The longitudinal associations between GDM status, i.e., with or without GDM, and blood glucose concentration (mmol/L) and infant WFLZ, WFAZ, and LFAZ from birth to 12 months were determined using linear mixed effects (LME) models. LME takes into account within-subject correlation of repeated measurements and also compensates for incomplete outcome measurements. The models included an unstructured covariance matrix for random-effect variables (intercept and slope) and a maximum likelihood-estimation method. Crude and adjusted analyses were performed with two models. Model 1 was adjusted for linear, quadratic and, cubic terms for infant’s age to estimate the association between GDM and blood glucose concentration with z-scores growth estimates across infancy.
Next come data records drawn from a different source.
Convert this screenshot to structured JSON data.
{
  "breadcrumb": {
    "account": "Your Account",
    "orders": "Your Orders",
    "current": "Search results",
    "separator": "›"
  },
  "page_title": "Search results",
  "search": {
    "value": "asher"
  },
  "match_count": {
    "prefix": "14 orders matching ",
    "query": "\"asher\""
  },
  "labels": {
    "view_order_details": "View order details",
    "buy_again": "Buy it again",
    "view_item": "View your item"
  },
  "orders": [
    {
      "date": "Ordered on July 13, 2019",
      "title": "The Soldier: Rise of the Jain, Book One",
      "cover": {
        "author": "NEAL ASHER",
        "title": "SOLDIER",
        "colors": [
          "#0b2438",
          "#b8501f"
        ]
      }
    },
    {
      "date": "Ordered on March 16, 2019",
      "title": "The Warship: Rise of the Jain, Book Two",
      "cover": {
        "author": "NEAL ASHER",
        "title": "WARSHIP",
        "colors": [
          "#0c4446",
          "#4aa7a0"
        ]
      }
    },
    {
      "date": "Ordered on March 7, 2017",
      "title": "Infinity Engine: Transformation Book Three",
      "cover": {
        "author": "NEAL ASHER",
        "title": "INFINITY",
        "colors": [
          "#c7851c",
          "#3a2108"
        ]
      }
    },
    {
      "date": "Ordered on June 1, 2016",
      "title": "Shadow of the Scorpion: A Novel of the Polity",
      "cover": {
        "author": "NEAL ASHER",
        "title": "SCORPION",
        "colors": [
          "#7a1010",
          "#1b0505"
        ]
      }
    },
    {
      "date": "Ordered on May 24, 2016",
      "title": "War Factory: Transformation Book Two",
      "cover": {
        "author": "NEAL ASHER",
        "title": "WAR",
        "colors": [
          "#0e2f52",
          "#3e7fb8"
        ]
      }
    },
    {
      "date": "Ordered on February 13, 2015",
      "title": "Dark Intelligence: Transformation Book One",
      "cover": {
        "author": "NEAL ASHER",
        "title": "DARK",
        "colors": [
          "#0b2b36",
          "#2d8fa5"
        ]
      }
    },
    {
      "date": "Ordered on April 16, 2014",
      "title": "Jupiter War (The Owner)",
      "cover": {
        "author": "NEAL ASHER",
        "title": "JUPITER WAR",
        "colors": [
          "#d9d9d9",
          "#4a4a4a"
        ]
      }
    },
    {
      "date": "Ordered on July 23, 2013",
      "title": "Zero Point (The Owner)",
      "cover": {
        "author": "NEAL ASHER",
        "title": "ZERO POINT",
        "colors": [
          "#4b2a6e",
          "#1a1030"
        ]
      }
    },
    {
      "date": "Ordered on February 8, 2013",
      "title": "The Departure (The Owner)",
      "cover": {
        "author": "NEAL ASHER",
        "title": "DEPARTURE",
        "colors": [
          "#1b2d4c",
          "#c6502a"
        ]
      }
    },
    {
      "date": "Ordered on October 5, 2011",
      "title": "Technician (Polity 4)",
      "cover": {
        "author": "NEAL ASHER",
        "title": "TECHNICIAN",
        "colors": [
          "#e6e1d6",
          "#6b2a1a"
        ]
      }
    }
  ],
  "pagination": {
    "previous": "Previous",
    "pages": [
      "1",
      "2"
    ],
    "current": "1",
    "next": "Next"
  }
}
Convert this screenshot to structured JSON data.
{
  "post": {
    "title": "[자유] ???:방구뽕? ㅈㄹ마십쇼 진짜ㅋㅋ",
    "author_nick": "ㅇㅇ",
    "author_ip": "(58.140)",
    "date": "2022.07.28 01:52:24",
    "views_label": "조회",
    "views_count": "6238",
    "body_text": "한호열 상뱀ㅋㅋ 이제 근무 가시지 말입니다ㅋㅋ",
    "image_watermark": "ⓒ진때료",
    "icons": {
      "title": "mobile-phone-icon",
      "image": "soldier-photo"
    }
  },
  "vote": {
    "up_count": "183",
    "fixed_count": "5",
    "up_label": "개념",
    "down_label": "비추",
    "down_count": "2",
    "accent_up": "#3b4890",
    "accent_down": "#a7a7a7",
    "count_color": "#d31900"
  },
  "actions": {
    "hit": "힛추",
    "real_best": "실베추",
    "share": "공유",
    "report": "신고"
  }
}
Model 2 included the variables in model 1 plus pre-pregnancy BMI, maternal age, race, parity, education, household income, and paternal BMI. Interactions of GDM status and blood glucose level with pre-pregnancy weight and BMI category and their association with infant growth measurements were tested by including the corresponding interactions into the models. Stratified analyses were performed to investigate the association between GDM status and infant size among women of different pre-pregnancy weight status (underweight vs. normal weight vs. overweight/obese). The association between GDM status and blood glucose level and infant sex- and age-specific z-scores for WFL, weight and length at birth and at 1, 3, 6, 8, and 12 months of age was estimated by multivariable linear regression. The full model was adjusted for pre-pregnancy BMI, maternal age, race, parity, education, household income, and paternal BMI. Multiple imputation was performed to compensate for missing values in the linear regression models. In the sensitivity analysis, BMIZ was compared with WFLZ as outcomes of the LME analysis (Table S1). To assess the robustness of the study findings, the LME analysis was repeated in participants without missing covariate or outcomes data (n = 505, Table S2). The statistical analysis was performed with Stata/SE version 13 (StataCorp, College Station, TX, USA). Two-sided p-values < 0.05 were considered statistically significant.